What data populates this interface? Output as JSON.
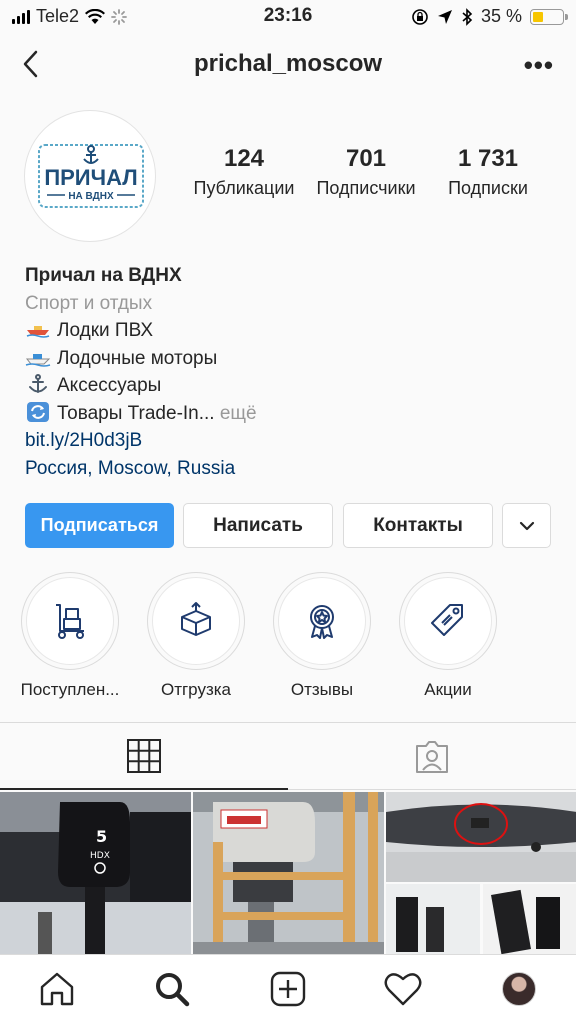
{
  "status": {
    "carrier": "Tele2",
    "time": "23:16",
    "battery": "35 %",
    "battery_level": 0.35
  },
  "header": {
    "username": "prichal_moscow",
    "more": "•••"
  },
  "profile": {
    "avatar_logo_text": "ПРИЧАЛ",
    "avatar_logo_sub": "НА ВДНХ",
    "stats": [
      {
        "num": "124",
        "label": "Публикации"
      },
      {
        "num": "701",
        "label": "Подписчики"
      },
      {
        "num": "1 731",
        "label": "Подписки"
      }
    ]
  },
  "bio": {
    "name": "Причал на ВДНХ",
    "category": "Спорт и отдых",
    "lines": [
      {
        "emoji": "boat-emoji",
        "text": "Лодки ПВХ"
      },
      {
        "emoji": "motorboat-emoji",
        "text": "Лодочные моторы"
      },
      {
        "emoji": "anchor-emoji",
        "text": "Аксессуары"
      },
      {
        "emoji": "repeat-emoji",
        "text": "Товары Trade-In..."
      }
    ],
    "more": "ещё",
    "link": "bit.ly/2H0d3jB",
    "location": "Россия, Moscow, Russia"
  },
  "buttons": {
    "follow": "Подписаться",
    "message": "Написать",
    "contacts": "Контакты"
  },
  "highlights": [
    {
      "label": "Поступлен...",
      "icon": "hand-truck-icon"
    },
    {
      "label": "Отгрузка",
      "icon": "open-box-icon"
    },
    {
      "label": "Отзывы",
      "icon": "award-badge-icon"
    },
    {
      "label": "Акции",
      "icon": "price-tag-icon"
    }
  ],
  "colors": {
    "accent": "#3897f0",
    "link": "#003569",
    "muted": "#999999"
  }
}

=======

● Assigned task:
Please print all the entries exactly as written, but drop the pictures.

● Finished task:
What data populates this interface? Output as JSON.
{
  "status": {
    "carrier": "Tele2",
    "time": "23:16",
    "battery": "35 %",
    "battery_level": 0.35
  },
  "header": {
    "username": "prichal_moscow",
    "more": "•••"
  },
  "profile": {
    "avatar_logo_text": "ПРИЧАЛ",
    "avatar_logo_sub": "НА ВДНХ",
    "stats": [
      {
        "num": "124",
        "label": "Публикации"
      },
      {
        "num": "701",
        "label": "Подписчики"
      },
      {
        "num": "1 731",
        "label": "Подписки"
      }
    ]
  },
  "bio": {
    "name": "Причал на ВДНХ",
    "category": "Спорт и отдых",
    "lines": [
      {
        "emoji": "boat-emoji",
        "text": "Лодки ПВХ"
      },
      {
        "emoji": "motorboat-emoji",
        "text": "Лодочные моторы"
      },
      {
        "emoji": "anchor-emoji",
        "text": "Аксессуары"
      },
      {
        "emoji": "repeat-emoji",
        "text": "Товары Trade-In..."
      }
    ],
    "more": "ещё",
    "link": "bit.ly/2H0d3jB",
    "location": "Россия, Moscow, Russia"
  },
  "buttons": {
    "follow": "Подписаться",
    "message": "Написать",
    "contacts": "Контакты"
  },
  "highlights": [
    {
      "label": "Поступлен...",
      "icon": "hand-truck-icon"
    },
    {
      "label": "Отгрузка",
      "icon": "open-box-icon"
    },
    {
      "label": "Отзывы",
      "icon": "award-badge-icon"
    },
    {
      "label": "Акции",
      "icon": "price-tag-icon"
    }
  ],
  "colors": {
    "accent": "#3897f0",
    "link": "#003569",
    "muted": "#999999"
  }
}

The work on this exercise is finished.